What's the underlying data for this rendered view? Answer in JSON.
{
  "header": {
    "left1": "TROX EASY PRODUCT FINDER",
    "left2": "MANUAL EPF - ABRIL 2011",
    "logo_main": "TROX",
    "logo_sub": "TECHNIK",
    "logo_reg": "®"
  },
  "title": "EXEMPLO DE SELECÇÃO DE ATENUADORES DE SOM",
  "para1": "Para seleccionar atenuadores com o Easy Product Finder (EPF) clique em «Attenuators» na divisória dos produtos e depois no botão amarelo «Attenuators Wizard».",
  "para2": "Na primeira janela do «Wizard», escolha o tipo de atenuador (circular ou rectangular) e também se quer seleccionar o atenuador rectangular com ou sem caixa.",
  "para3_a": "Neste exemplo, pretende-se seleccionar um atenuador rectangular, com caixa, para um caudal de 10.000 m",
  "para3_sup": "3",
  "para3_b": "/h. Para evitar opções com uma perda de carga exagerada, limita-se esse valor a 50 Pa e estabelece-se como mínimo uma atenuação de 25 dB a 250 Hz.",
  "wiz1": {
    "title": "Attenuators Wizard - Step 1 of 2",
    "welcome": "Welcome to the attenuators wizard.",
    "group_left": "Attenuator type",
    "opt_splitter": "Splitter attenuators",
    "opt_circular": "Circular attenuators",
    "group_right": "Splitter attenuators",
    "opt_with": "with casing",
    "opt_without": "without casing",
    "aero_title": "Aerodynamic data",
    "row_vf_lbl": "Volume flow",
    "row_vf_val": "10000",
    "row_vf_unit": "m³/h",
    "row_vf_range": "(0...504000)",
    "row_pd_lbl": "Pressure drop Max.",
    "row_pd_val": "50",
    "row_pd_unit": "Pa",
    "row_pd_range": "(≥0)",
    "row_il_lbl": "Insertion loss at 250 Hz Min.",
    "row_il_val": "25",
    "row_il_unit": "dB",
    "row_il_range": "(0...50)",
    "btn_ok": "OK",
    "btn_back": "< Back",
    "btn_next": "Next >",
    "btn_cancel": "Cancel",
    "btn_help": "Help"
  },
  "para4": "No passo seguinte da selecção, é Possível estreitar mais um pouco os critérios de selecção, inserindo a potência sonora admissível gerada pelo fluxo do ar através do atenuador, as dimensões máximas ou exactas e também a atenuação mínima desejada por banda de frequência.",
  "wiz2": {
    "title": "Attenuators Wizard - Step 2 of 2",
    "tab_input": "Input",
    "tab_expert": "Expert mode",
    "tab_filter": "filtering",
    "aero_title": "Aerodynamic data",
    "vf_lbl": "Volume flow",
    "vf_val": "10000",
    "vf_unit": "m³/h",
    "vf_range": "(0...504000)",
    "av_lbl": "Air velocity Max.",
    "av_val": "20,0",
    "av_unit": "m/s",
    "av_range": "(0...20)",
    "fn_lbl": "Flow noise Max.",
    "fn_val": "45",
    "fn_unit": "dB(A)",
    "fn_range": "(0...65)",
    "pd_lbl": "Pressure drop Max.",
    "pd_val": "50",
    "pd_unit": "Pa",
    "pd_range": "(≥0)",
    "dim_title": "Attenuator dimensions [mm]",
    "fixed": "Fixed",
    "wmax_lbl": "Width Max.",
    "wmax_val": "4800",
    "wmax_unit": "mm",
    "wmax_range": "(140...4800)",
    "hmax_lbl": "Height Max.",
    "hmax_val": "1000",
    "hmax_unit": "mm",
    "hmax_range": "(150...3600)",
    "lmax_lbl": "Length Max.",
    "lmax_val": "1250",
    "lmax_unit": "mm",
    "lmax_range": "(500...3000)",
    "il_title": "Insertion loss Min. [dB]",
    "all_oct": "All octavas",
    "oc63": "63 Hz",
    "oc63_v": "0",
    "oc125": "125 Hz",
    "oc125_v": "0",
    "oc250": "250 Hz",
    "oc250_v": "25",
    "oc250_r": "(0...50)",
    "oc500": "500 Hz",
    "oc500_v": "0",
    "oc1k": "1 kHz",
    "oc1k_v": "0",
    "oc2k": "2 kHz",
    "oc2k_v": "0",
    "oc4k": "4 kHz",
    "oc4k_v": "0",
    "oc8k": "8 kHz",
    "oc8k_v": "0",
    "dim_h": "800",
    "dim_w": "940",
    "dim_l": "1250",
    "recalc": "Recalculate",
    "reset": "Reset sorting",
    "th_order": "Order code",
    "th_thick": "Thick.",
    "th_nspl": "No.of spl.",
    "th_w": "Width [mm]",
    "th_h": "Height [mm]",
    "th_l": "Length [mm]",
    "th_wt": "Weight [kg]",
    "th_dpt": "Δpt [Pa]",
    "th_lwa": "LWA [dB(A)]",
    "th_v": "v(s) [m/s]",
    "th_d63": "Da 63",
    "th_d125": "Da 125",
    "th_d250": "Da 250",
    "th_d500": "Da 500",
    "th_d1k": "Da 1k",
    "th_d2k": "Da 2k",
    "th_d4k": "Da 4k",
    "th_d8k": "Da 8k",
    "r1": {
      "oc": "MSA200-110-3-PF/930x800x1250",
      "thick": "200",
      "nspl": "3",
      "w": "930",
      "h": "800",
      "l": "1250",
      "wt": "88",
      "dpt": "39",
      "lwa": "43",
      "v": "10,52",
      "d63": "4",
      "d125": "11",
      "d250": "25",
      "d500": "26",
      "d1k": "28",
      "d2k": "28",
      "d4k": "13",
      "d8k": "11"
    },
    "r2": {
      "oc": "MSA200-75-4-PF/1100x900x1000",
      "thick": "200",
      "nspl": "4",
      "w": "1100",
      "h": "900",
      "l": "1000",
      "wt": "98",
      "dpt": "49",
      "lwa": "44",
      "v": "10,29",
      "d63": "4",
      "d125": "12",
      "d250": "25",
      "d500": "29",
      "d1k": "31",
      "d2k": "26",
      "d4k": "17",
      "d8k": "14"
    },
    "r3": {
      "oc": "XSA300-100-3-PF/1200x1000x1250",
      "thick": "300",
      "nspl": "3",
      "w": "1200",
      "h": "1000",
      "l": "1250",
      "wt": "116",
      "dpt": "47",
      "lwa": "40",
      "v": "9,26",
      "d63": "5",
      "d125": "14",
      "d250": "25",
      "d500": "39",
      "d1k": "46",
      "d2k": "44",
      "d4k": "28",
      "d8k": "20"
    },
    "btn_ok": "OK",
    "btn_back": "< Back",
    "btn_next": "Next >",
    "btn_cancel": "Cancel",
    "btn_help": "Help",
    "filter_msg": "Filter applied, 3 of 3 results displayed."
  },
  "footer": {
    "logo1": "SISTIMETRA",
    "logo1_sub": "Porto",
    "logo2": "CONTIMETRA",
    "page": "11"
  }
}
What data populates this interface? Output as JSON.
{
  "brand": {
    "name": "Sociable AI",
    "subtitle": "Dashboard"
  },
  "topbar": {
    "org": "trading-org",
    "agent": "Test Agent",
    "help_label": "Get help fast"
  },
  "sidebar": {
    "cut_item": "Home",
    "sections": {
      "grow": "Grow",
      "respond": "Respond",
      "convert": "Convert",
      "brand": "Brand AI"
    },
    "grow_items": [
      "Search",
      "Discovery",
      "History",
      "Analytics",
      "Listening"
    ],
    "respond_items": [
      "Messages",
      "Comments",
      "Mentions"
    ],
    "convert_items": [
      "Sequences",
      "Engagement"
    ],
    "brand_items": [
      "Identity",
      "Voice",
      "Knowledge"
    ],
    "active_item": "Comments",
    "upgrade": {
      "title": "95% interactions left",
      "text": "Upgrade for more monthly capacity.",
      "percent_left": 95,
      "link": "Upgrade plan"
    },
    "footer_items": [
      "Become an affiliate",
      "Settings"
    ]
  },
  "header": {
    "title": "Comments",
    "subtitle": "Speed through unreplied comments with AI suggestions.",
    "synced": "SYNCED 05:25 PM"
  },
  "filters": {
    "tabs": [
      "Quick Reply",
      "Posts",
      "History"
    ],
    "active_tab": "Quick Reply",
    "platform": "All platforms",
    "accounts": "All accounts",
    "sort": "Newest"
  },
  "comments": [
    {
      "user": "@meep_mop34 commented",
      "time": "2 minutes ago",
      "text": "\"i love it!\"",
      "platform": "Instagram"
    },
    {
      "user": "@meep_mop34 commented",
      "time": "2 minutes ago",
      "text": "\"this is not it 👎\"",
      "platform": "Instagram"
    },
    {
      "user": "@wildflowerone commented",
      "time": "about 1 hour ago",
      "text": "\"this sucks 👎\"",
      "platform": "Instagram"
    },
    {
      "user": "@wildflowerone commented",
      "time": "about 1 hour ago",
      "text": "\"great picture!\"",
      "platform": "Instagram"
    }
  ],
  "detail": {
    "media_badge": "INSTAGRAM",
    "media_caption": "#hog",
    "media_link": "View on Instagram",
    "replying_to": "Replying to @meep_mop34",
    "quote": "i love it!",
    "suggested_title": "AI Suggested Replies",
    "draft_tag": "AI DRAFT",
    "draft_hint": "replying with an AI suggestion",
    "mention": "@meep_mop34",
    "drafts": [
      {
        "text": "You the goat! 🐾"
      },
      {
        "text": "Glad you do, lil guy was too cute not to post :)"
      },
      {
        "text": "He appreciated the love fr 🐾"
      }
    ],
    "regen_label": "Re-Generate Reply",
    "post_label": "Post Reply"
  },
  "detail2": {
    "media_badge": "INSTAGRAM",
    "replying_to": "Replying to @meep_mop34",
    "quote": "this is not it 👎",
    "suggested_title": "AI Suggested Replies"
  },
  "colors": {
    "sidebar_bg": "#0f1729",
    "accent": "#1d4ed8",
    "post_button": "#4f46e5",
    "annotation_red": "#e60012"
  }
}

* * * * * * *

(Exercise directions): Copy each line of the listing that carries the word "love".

(Response to the task):
      "text": "\"i love it!\"",
    "quote": "i love it!",
        "text": "He appreciated the love fr 🐾"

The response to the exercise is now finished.